Life Before Kids and After Kids

Friday, May 8th, 2009

Standing at a kids birthday party one Saturday, I overheard a mother use the words before kids . . . to start a sentence. “Before kids,” she went on to say, “it seemed like we had a lot of money!” The other parents chimed in, nodding their heads. “Before kids” . . . another mother said, “I used to run triathlons.”

Rediscover Who You Are
Before kids . . . we traveled the world. And not just travel, but adventure travel! Our trips often led us to exciting and unpredictable destinations, and experiences that changes our lives. We worked in orphanages in Romania, holding tiny babies that had been abandoned by their mothers. We made friends with gypsies on the street, flew back one year to be at the bedside of a dying friend we’d met there who my husband grew to love like a father.

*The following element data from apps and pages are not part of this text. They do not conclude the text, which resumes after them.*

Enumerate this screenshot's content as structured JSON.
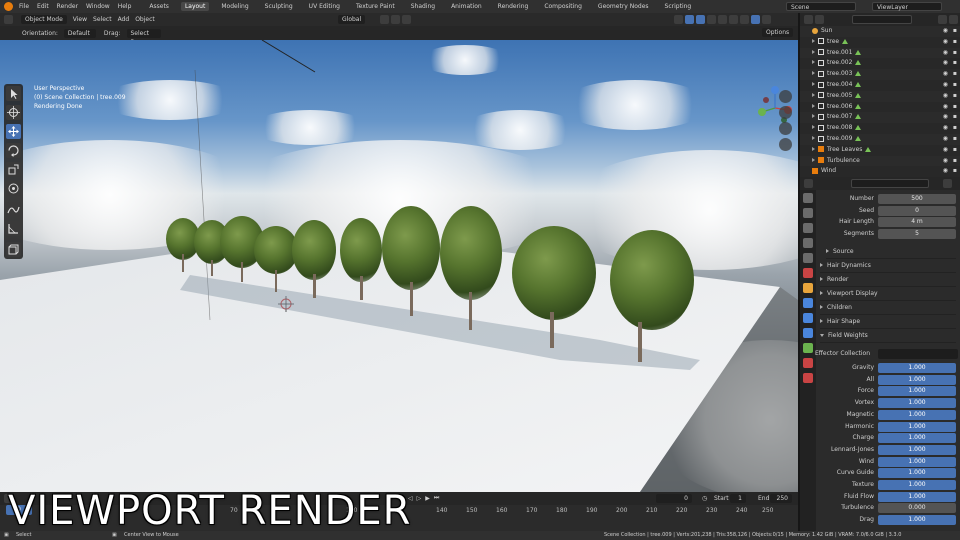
{
  "menu": {
    "items": [
      "File",
      "Edit",
      "Render",
      "Window",
      "Help"
    ],
    "workspaces": [
      "Assets",
      "Layout",
      "Modeling",
      "Sculpting",
      "UV Editing",
      "Texture Paint",
      "Shading",
      "Animation",
      "Rendering",
      "Compositing",
      "Geometry Nodes",
      "Scripting"
    ],
    "active_workspace": "Layout",
    "scene": "Scene",
    "view_layer": "ViewLayer"
  },
  "viewport_header": {
    "mode": "Object Mode",
    "menus": [
      "View",
      "Select",
      "Add",
      "Object"
    ],
    "orientation": "Global"
  },
  "tool_settings": {
    "orientation_label": "Orientation:",
    "orientation_value": "Default",
    "drag_label": "Drag:",
    "drag_value": "Select Box",
    "options": "Options"
  },
  "viewport": {
    "line1": "User Perspective",
    "line2": "(0) Scene Collection | tree.009",
    "line3": "Rendering Done"
  },
  "outliner": {
    "rows": [
      {
        "label": "Sun",
        "icon_color": "#e8a53c"
      },
      {
        "label": "tree",
        "icon_color": "#d8d8d8"
      },
      {
        "label": "tree.001",
        "icon_color": "#d8d8d8"
      },
      {
        "label": "tree.002",
        "icon_color": "#d8d8d8"
      },
      {
        "label": "tree.003",
        "icon_color": "#d8d8d8"
      },
      {
        "label": "tree.004",
        "icon_color": "#d8d8d8"
      },
      {
        "label": "tree.005",
        "icon_color": "#d8d8d8"
      },
      {
        "label": "tree.006",
        "icon_color": "#d8d8d8"
      },
      {
        "label": "tree.007",
        "icon_color": "#d8d8d8"
      },
      {
        "label": "tree.008",
        "icon_color": "#d8d8d8"
      },
      {
        "label": "tree.009",
        "icon_color": "#d8d8d8"
      },
      {
        "label": "Tree Leaves",
        "icon_color": "#e87d0d"
      },
      {
        "label": "Turbulence",
        "icon_color": "#e87d0d"
      },
      {
        "label": "Wind",
        "icon_color": "#e87d0d"
      }
    ]
  },
  "properties": {
    "fields": [
      {
        "label": "Number",
        "value": "500"
      },
      {
        "label": "Seed",
        "value": "0"
      },
      {
        "label": "Hair Length",
        "value": "4 m"
      },
      {
        "label": "Segments",
        "value": "5"
      }
    ],
    "sections": [
      "Source",
      "Hair Dynamics",
      "Render",
      "Viewport Display",
      "Children",
      "Hair Shape",
      "Field Weights"
    ],
    "effector_label": "Effector Collection",
    "weights": [
      {
        "label": "Gravity",
        "value": "1.000"
      },
      {
        "label": "All",
        "value": "1.000"
      },
      {
        "label": "Force",
        "value": "1.000"
      },
      {
        "label": "Vortex",
        "value": "1.000"
      },
      {
        "label": "Magnetic",
        "value": "1.000"
      },
      {
        "label": "Harmonic",
        "value": "1.000"
      },
      {
        "label": "Charge",
        "value": "1.000"
      },
      {
        "label": "Lennard-Jones",
        "value": "1.000"
      },
      {
        "label": "Wind",
        "value": "1.000"
      },
      {
        "label": "Curve Guide",
        "value": "1.000"
      },
      {
        "label": "Texture",
        "value": "1.000"
      },
      {
        "label": "Fluid Flow",
        "value": "1.000"
      },
      {
        "label": "Turbulence",
        "value": "0.000"
      },
      {
        "label": "Drag",
        "value": "1.000"
      }
    ]
  },
  "timeline": {
    "current_frame": "0",
    "start_label": "Start",
    "start": "1",
    "end_label": "End",
    "end": "250",
    "ticks": [
      "70",
      "110",
      "140",
      "150",
      "160",
      "170",
      "180",
      "190",
      "200",
      "210",
      "220",
      "230",
      "240",
      "250"
    ],
    "playhead": "0"
  },
  "banner": "VIEWPORT RENDER",
  "status": {
    "left": "Select",
    "middle": "Center View to Mouse",
    "right": "Scene Collection | tree.009 | Verts:201,238 | Tris:358,126 | Objects:0/15 | Memory: 1.42 GiB | VRAM: 7.0/6.0 GiB | 3.3.0"
  }
}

How Local Businesses are Beating the Global Competition

Wednesday, December 12th, 2007

“There is no alternative” (in the words of former British Prime Minister Margaret Thatcher) to globalization and the primacy of the multinational corporation. According to the defenders of this status quo philosophy-dubbed TINA-there is only one road to economic success: get large multinationals to locate in your local community, and export your goods as widely as possible all across the globe.

Because of their huge scale and international reach, these multinational retailers and manufacturers are seen by TINA proponents as being more efficient and profitable, more able to deliver better prices for their goods, and more able provide jobs in the communities that they are located in. To TINA proponents locally owned small businesses are simply quaint remnants of the past, no longer able to compete in the global economy.